Siddhartha Roy is an environmental engineer and assistant professor in the Department of Environmental Sciences at Rutgers University-New Brunswick, where he works in the areas of water quality, public health, international development and environmental justice. He and his Virginia Tech team’s scientific and humanitarian relief work, with residents of Flint Michigan, helped uncover the Flint Water Crisis using citizen science, open data sharing, field sampling, investigative journalism and social media. These efforts led to declaration of a “Public Health Emergency” by President Obama, garnered over $1.2 billion in relief, and informed the 2018 MI Lead and Copper Rule and the 2021 $1 Trillion federal Infrastructure Bill (H.R. 3684).

Siddhartha’s work has been discussed in The New York Times, BBC World Service, and the PBS® NOVA documentary “Poisoned Water,” and his TED talk “Science in service to the public good” has been viewed over 1.6 million times worldwide. His recent and current undertakings include supervising routine and disaster-related water quality investigations in underserved communities, post-industrial cities and public schools in the U.S. and West Africa, conducting research on water infrastructure corrosion, health and educational impacts of lead exposure in pregnant women and young children, and policy changes to reduce occurrence of toxic metals in drinking water globally, and executive producing documentaries and podcasts to enhance public understanding of science.

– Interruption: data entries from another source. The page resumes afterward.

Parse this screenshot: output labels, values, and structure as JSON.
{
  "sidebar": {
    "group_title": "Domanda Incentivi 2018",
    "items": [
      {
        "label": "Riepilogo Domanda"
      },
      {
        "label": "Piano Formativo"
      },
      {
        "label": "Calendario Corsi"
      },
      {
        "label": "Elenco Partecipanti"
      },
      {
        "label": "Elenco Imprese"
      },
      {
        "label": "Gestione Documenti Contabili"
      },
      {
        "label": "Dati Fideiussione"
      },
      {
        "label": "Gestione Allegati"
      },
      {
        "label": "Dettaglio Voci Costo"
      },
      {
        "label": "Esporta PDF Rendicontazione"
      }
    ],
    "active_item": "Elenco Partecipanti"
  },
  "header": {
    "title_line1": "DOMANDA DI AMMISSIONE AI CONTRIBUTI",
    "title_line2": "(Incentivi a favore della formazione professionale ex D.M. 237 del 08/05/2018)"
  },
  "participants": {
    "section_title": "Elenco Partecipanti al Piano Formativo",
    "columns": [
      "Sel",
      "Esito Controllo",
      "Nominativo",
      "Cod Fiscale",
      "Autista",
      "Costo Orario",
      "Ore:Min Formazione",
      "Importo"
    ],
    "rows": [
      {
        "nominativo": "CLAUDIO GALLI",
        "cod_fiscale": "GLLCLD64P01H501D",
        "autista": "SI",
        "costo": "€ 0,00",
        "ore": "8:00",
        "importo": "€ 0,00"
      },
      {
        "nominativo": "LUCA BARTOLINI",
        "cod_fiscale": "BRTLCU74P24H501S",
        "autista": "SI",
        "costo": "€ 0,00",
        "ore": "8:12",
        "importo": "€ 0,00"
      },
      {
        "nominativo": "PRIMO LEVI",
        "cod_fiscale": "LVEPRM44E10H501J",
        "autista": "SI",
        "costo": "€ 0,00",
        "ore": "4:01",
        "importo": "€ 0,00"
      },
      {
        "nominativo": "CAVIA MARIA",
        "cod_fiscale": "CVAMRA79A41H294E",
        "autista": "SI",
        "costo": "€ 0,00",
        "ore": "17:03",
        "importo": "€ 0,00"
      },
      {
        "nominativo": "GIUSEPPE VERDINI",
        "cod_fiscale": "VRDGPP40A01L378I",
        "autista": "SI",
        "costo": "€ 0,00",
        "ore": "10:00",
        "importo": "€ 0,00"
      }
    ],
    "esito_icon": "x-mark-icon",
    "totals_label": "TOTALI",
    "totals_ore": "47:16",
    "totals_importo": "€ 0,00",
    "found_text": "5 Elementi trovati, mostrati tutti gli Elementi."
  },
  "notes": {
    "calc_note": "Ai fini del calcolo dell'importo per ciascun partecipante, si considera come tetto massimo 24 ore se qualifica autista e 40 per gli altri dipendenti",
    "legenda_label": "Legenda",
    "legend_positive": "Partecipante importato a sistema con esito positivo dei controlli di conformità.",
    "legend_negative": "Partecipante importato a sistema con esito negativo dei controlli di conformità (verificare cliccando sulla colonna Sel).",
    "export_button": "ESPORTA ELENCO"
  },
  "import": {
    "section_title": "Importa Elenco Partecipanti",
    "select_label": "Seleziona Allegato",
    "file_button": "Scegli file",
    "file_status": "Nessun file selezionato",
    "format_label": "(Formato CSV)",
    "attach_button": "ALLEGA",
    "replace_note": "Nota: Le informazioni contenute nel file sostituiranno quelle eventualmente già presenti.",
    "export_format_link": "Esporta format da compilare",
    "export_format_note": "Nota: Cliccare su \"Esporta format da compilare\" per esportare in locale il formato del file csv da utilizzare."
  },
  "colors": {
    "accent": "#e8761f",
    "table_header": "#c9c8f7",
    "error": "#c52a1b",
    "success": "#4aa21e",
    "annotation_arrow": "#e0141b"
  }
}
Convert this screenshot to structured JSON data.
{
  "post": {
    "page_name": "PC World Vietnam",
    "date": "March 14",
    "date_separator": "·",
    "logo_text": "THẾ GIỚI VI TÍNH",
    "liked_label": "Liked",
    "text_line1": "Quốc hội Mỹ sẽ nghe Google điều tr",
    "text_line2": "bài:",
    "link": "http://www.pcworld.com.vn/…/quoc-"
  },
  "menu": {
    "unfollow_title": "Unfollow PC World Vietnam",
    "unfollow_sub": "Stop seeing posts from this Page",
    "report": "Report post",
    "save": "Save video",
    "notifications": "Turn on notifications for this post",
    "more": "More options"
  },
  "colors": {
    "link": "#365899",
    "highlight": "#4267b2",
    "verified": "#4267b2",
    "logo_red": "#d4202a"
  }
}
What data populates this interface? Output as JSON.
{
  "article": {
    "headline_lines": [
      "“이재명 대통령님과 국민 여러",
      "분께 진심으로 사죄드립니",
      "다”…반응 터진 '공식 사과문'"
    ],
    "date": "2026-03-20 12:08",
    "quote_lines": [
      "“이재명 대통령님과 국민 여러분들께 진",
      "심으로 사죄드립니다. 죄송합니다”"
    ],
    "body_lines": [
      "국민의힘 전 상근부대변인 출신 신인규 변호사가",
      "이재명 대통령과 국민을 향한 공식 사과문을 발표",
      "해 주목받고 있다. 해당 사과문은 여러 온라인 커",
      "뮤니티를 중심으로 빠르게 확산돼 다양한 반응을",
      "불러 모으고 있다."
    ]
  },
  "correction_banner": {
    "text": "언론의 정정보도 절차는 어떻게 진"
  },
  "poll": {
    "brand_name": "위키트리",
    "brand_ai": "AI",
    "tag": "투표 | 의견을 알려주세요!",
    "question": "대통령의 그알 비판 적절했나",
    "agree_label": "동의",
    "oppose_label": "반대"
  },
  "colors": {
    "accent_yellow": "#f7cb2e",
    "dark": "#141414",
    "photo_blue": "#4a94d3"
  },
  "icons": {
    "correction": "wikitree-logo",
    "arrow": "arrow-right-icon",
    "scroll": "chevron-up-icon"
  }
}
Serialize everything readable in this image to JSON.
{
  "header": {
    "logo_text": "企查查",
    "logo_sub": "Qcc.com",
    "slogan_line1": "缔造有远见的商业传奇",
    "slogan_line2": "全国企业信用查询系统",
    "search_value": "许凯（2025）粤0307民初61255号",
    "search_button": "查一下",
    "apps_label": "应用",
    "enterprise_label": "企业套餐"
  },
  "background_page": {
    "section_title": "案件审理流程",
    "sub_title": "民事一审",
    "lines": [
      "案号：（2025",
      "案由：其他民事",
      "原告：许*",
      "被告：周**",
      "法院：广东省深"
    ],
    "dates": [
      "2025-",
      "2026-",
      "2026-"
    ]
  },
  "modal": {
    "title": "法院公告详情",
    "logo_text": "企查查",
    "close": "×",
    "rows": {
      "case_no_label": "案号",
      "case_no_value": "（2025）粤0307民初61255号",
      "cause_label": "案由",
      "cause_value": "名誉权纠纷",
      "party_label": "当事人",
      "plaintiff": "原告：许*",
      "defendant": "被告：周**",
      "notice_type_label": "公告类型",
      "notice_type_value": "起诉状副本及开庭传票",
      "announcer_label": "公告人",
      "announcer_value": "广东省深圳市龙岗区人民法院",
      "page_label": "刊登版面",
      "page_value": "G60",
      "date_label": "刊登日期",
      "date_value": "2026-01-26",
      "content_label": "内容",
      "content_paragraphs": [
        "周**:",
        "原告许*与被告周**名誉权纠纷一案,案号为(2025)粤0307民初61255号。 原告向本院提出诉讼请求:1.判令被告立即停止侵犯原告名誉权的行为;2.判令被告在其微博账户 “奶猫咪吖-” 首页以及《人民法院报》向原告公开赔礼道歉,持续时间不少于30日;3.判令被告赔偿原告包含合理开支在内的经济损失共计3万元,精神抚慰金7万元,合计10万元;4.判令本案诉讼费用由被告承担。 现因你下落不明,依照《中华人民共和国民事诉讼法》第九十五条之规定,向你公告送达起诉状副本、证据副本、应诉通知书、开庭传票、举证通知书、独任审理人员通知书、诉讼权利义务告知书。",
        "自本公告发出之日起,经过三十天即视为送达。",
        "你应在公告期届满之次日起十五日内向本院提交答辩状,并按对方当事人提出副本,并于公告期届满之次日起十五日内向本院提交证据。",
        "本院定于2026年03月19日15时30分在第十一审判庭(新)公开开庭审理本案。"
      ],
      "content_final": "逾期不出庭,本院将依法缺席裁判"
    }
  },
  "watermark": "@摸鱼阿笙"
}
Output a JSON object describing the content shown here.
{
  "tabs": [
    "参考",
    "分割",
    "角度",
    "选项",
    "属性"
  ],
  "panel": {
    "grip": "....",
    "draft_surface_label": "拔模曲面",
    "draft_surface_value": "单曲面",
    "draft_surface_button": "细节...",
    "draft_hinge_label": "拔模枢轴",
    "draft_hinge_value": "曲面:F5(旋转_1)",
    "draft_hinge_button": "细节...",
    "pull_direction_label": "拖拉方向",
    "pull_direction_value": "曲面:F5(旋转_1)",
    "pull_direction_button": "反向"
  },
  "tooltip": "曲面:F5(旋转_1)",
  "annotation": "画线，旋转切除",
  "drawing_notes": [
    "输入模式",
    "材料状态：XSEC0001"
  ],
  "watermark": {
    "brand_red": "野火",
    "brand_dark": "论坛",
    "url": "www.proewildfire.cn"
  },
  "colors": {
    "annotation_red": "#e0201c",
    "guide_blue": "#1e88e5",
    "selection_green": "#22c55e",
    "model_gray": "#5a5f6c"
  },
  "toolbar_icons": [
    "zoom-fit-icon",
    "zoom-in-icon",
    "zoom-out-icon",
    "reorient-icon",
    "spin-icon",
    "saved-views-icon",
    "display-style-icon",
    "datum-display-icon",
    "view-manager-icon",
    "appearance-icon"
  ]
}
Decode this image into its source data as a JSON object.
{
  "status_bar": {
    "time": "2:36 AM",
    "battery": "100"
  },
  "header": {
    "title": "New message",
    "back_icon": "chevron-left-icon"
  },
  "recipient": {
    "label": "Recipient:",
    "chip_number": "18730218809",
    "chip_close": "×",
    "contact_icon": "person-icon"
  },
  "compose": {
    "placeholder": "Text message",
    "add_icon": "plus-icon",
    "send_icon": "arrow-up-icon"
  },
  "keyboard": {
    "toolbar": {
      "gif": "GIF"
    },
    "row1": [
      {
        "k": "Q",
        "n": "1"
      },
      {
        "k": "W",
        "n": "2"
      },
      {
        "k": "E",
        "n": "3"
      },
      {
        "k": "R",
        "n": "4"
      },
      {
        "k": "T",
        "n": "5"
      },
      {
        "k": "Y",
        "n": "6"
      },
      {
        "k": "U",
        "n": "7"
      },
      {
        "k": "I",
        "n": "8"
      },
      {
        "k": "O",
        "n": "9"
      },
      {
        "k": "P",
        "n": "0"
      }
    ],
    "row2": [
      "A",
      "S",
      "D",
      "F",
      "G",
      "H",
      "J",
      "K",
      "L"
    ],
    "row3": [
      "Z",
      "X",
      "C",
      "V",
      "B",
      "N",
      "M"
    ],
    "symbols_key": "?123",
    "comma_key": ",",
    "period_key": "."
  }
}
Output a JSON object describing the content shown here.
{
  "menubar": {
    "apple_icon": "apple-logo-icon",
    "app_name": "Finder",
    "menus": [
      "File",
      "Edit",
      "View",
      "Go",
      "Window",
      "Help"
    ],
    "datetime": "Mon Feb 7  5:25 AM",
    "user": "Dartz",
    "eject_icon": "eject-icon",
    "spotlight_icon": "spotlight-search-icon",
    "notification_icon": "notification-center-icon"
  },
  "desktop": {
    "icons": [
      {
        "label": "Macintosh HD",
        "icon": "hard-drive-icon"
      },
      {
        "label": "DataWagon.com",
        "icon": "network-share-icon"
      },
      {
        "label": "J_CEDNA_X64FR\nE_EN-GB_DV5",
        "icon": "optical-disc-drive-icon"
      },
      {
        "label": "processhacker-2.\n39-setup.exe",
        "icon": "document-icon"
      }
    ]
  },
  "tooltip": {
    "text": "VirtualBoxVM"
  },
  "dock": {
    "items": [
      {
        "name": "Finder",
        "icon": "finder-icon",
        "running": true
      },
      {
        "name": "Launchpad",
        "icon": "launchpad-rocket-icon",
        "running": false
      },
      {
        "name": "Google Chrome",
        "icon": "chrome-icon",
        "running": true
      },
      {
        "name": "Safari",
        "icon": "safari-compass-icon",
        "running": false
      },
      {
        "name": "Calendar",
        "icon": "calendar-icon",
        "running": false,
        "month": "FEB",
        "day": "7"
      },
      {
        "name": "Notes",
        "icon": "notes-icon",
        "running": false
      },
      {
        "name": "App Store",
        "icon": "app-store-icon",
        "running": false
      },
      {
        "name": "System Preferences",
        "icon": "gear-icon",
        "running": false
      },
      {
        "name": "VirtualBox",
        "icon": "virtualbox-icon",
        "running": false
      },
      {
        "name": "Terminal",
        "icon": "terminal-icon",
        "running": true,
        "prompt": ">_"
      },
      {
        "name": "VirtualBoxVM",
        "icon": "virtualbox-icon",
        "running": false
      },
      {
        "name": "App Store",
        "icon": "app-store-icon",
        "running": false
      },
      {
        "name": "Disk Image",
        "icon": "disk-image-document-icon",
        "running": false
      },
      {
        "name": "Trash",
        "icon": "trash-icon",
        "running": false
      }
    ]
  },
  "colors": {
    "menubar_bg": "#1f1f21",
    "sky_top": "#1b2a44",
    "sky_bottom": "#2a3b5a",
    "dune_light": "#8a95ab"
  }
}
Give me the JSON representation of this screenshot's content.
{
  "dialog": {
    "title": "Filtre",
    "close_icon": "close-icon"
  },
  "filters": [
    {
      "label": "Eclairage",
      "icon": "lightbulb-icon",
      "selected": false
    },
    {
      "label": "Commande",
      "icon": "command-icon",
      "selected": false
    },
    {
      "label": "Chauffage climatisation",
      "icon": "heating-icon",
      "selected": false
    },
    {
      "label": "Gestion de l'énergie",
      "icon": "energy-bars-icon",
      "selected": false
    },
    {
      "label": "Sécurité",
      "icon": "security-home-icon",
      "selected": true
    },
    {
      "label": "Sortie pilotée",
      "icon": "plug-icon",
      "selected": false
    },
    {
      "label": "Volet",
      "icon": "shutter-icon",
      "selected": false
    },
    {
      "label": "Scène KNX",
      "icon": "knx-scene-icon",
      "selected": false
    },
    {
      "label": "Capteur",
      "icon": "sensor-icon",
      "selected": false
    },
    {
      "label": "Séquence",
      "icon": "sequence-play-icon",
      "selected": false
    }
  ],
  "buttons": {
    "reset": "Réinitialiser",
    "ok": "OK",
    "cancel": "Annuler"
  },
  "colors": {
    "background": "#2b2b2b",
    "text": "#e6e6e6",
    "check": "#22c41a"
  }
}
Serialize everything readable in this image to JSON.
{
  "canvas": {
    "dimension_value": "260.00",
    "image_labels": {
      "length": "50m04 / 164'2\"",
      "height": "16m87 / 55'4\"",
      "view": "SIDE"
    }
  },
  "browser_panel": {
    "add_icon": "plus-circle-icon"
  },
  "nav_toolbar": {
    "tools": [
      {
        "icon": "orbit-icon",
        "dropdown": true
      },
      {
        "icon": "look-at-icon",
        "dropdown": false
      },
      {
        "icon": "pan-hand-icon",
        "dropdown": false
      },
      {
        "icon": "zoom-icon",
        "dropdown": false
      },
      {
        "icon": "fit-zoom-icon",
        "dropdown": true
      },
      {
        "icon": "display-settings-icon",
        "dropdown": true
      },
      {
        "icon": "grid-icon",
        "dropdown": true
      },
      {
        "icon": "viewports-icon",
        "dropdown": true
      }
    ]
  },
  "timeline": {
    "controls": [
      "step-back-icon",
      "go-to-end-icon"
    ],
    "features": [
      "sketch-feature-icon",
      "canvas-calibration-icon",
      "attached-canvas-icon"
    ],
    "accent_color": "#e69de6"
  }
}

Siddhartha received a Ph.D. in Civil and Environmental Engineering with advisor Dr. Marc Edwards from Virginia Tech, where he was the 2017 Graduate Student of the Year. His work has won prizes and recognition from the American Association for the Advancement of Science, the American Civil Liberties Union, the American Society of Civil Engineers, the American Water Works Association, the Boston Globe, the International Water Association, and the Obama Foundation.